Most sling spiders also can’t hunt their own food and typically scavenge until they are old enough to begin hunting we’re catching prey on their own. At some point in its life cycle, a sling spider will go through a molt that will transform it from a sling into a fully grown adult.
What Age Do Spiders Become Spiders Instead Of Slings?
This is one of the most challenging questions to answer about the spider life cycle. This is because it can be very difficult to tell exactly when a sling has fully matured into an adult spider or tarantula.
We’re going to take a look at a few of the big reasons why it’s so hard to determine the exact age of a sling until it has reached full maturity.
The biggest challenge here comes from the fact that spiders come in all different shapes and sizes. The slings for large tarantulas might take longer to mature than the slings for smaller tarantulas.
Some people suggest a general rule of thumb that says anything over two inches is a fully matured tarantula, but this might not be the case for larger spiders that have larger slings.
If size doesn’t wind up being a good way of measuring when a sling becomes an adult, what do about age?
It’s also not very helpful that we can’t age slings based on the number of months or years they’ve been alive. The way we age spiderlings comes down to how many molts the spider has gone through.
Most slings will reach maturity when they have gone through 10 or 12 different molts. There’s another good way to tell when your sling is reaching maturity and that’s when it becomes fully mobile and starts to take on the coloring and characteristics of the adult tarantulas of its species.
Are All Baby Spiders Referred To As Slings?
All baby spiders can be referred to as slings. Spider slings, spiderlings, and slings are interchangeable terms that are perfectly fine to use for any type of baby spider.
Whether it’s the baby of the goliath tarantula or a freshly hatched household spider, they all count as spider slings. It’s perfectly fine to refer to freshly hatched spiders from any species as slings or spiderlings.
Even though spiders can be very different in size, shape, and color, they’re all part of the same family of insects. Every spider is an arachnid.
These are special types of insects that you can identify based on them having two body parts and eight legs. This is the one big reason why each spider has its young referred to as spider slings.
There is one little complication that we need to keep in mind when talking about referring to all baby spiders as slings. Spider “slings” is an informal term that isn’t used in the scientific community.

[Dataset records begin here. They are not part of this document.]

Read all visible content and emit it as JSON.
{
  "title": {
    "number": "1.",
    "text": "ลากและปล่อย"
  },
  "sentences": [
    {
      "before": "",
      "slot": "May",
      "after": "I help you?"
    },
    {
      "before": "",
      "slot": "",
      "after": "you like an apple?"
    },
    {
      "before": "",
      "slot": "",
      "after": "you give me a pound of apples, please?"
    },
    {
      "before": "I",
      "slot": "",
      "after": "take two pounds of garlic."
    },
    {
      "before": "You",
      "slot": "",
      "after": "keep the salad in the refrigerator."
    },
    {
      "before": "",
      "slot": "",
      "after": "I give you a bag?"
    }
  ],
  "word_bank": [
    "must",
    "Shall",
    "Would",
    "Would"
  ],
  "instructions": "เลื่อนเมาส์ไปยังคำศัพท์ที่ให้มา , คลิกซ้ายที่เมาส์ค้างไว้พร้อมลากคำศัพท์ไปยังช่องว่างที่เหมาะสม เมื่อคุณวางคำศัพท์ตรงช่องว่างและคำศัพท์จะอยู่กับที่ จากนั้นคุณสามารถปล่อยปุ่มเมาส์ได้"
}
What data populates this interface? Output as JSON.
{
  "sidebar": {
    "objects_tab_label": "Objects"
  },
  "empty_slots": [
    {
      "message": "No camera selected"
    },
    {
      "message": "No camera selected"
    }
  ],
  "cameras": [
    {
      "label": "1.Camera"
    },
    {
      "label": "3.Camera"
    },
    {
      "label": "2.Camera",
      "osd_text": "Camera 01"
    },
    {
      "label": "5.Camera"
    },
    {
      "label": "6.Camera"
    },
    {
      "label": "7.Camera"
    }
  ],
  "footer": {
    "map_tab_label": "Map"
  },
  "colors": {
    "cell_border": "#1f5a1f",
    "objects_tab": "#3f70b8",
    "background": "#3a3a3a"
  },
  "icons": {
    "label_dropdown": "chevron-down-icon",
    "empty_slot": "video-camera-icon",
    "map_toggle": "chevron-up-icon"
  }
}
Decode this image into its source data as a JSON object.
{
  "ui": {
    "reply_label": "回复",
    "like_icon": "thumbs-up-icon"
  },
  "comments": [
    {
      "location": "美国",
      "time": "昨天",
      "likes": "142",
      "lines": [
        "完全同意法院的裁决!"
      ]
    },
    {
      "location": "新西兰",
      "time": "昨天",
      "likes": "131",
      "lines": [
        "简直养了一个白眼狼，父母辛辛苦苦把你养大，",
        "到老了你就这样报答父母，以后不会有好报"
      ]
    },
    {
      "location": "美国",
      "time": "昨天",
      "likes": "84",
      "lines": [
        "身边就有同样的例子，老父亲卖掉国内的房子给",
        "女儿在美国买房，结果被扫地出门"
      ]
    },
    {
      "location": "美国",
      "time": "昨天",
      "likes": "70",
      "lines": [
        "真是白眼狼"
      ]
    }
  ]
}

You’ll see this term all over websites and forums dedicated to spider husbandry and raising spiders as pets, but you won’t find it in many scientific journals. Scientists typically stick to the term spiderling in more formal settings.
The next time you see a baby spider, you’ll know to call it a spider sling, or just a sling for short. This is true for every type of baby spider whether it is an exotic pet spider or a common spider you can find outside your home. The next time that you see a big scary spider, just remember that they all started out as adorable little slings.